◆ **Exercise prompt**
Return the data below in full, matching every line exactly.

◆ **Listed entries**
- - -

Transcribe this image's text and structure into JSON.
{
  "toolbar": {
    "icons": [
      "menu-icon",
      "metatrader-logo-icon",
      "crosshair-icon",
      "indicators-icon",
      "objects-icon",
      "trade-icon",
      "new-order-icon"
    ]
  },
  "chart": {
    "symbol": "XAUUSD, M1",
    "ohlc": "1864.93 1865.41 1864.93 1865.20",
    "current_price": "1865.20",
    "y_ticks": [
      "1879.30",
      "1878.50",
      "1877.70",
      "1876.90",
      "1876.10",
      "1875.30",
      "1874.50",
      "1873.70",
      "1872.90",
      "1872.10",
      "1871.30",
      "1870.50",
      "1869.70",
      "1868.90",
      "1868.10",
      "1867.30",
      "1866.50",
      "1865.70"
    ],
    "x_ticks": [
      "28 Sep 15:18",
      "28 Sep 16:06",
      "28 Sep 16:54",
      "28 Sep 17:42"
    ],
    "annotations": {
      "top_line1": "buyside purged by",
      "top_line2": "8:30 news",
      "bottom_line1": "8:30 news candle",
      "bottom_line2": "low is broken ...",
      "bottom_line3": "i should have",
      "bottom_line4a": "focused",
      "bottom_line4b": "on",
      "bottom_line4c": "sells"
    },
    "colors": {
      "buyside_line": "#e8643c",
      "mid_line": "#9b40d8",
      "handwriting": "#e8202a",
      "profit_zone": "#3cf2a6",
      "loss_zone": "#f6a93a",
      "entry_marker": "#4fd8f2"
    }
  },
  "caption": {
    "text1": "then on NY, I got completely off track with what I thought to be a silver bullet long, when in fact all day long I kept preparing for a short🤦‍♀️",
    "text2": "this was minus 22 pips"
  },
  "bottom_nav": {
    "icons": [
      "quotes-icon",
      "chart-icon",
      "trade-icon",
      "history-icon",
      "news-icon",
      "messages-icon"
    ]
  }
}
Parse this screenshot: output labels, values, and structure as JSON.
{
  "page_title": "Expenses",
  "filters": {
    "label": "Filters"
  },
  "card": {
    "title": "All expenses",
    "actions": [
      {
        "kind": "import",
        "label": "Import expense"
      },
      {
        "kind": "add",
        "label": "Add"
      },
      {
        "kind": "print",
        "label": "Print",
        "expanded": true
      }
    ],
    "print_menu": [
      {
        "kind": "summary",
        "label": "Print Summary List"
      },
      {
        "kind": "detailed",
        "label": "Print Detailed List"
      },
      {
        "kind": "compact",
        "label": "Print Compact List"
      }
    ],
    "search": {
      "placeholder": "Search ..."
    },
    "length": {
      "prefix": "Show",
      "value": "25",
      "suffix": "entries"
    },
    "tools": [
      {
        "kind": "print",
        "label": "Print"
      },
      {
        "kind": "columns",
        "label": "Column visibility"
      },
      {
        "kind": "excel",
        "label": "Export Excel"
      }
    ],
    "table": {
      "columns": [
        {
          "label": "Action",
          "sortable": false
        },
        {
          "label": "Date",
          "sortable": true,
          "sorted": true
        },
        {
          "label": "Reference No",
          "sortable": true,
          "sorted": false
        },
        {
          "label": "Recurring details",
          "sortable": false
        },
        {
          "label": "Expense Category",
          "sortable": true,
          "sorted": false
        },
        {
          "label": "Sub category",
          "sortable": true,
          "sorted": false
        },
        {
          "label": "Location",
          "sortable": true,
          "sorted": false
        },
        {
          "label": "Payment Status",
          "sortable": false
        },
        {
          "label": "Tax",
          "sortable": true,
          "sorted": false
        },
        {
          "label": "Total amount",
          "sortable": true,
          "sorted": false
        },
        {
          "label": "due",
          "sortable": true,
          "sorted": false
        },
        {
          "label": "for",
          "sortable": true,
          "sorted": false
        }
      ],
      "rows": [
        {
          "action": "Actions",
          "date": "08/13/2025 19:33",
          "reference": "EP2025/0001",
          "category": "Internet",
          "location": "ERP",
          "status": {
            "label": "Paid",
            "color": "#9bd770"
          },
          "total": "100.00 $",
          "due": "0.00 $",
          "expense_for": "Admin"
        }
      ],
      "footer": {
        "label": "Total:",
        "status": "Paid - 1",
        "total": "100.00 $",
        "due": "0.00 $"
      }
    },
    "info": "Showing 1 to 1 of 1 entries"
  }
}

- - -

◆ **Solution**
Transcribe this image's text and structure into JSON.
{
  "toolbar": {
    "icons": [
      "menu-icon",
      "metatrader-logo-icon",
      "crosshair-icon",
      "indicators-icon",
      "objects-icon",
      "trade-icon",
      "new-order-icon"
    ]
  },
  "chart": {
    "symbol": "XAUUSD, M1",
    "ohlc": "1864.93 1865.41 1864.93 1865.20",
    "current_price": "1865.20",
    "y_ticks": [
      "1879.30",
      "1878.50",
      "1877.70",
      "1876.90",
      "1876.10",
      "1875.30",
      "1874.50",
      "1873.70",
      "1872.90",
      "1872.10",
      "1871.30",
      "1870.50",
      "1869.70",
      "1868.90",
      "1868.10",
      "1867.30",
      "1866.50",
      "1865.70"
    ],
    "x_ticks": [
      "28 Sep 15:18",
      "28 Sep 16:06",
      "28 Sep 16:54",
      "28 Sep 17:42"
    ],
    "annotations": {
      "top_line1": "buyside purged by",
      "top_line2": "8:30 news",
      "bottom_line1": "8:30 news candle",
      "bottom_line2": "low is broken ...",
      "bottom_line3": "i should have",
      "bottom_line4a": "focused",
      "bottom_line4b": "on",
      "bottom_line4c": "sells"
    },
    "colors": {
      "buyside_line": "#e8643c",
      "mid_line": "#9b40d8",
      "handwriting": "#e8202a",
      "profit_zone": "#3cf2a6",
      "loss_zone": "#f6a93a",
      "entry_marker": "#4fd8f2"
    }
  },
  "caption": {
    "text1": "then on NY, I got completely off track with what I thought to be a silver bullet long, when in fact all day long I kept preparing for a short🤦‍♀️",
    "text2": "this was minus 22 pips"
  },
  "bottom_nav": {
    "icons": [
      "quotes-icon",
      "chart-icon",
      "trade-icon",
      "history-icon",
      "news-icon",
      "messages-icon"
    ]
  }
}
Parse this screenshot: output labels, values, and structure as JSON.
{
  "page_title": "Expenses",
  "filters": {
    "label": "Filters"
  },
  "card": {
    "title": "All expenses",
    "actions": [
      {
        "kind": "import",
        "label": "Import expense"
      },
      {
        "kind": "add",
        "label": "Add"
      },
      {
        "kind": "print",
        "label": "Print",
        "expanded": true
      }
    ],
    "print_menu": [
      {
        "kind": "summary",
        "label": "Print Summary List"
      },
      {
        "kind": "detailed",
        "label": "Print Detailed List"
      },
      {
        "kind": "compact",
        "label": "Print Compact List"
      }
    ],
    "search": {
      "placeholder": "Search ..."
    },
    "length": {
      "prefix": "Show",
      "value": "25",
      "suffix": "entries"
    },
    "tools": [
      {
        "kind": "print",
        "label": "Print"
      },
      {
        "kind": "columns",
        "label": "Column visibility"
      },
      {
        "kind": "excel",
        "label": "Export Excel"
      }
    ],
    "table": {
      "columns": [
        {
          "label": "Action",
          "sortable": false
        },
        {
          "label": "Date",
          "sortable": true,
          "sorted": true
        },
        {
          "label": "Reference No",
          "sortable": true,
          "sorted": false
        },
        {
          "label": "Recurring details",
          "sortable": false
        },
        {
          "label": "Expense Category",
          "sortable": true,
          "sorted": false
        },
        {
          "label": "Sub category",
          "sortable": true,
          "sorted": false
        },
        {
          "label": "Location",
          "sortable": true,
          "sorted": false
        },
        {
          "label": "Payment Status",
          "sortable": false
        },
        {
          "label": "Tax",
          "sortable": true,
          "sorted": false
        },
        {
          "label": "Total amount",
          "sortable": true,
          "sorted": false
        },
        {
          "label": "due",
          "sortable": true,
          "sorted": false
        },
        {
          "label": "for",
          "sortable": true,
          "sorted": false
        }
      ],
      "rows": [
        {
          "action": "Actions",
          "date": "08/13/2025 19:33",
          "reference": "EP2025/0001",
          "category": "Internet",
          "location": "ERP",
          "status": {
            "label": "Paid",
            "color": "#9bd770"
          },
          "total": "100.00 $",
          "due": "0.00 $",
          "expense_for": "Admin"
        }
      ],
      "footer": {
        "label": "Total:",
        "status": "Paid - 1",
        "total": "100.00 $",
        "due": "0.00 $"
      }
    },
    "info": "Showing 1 to 1 of 1 entries"
  }
}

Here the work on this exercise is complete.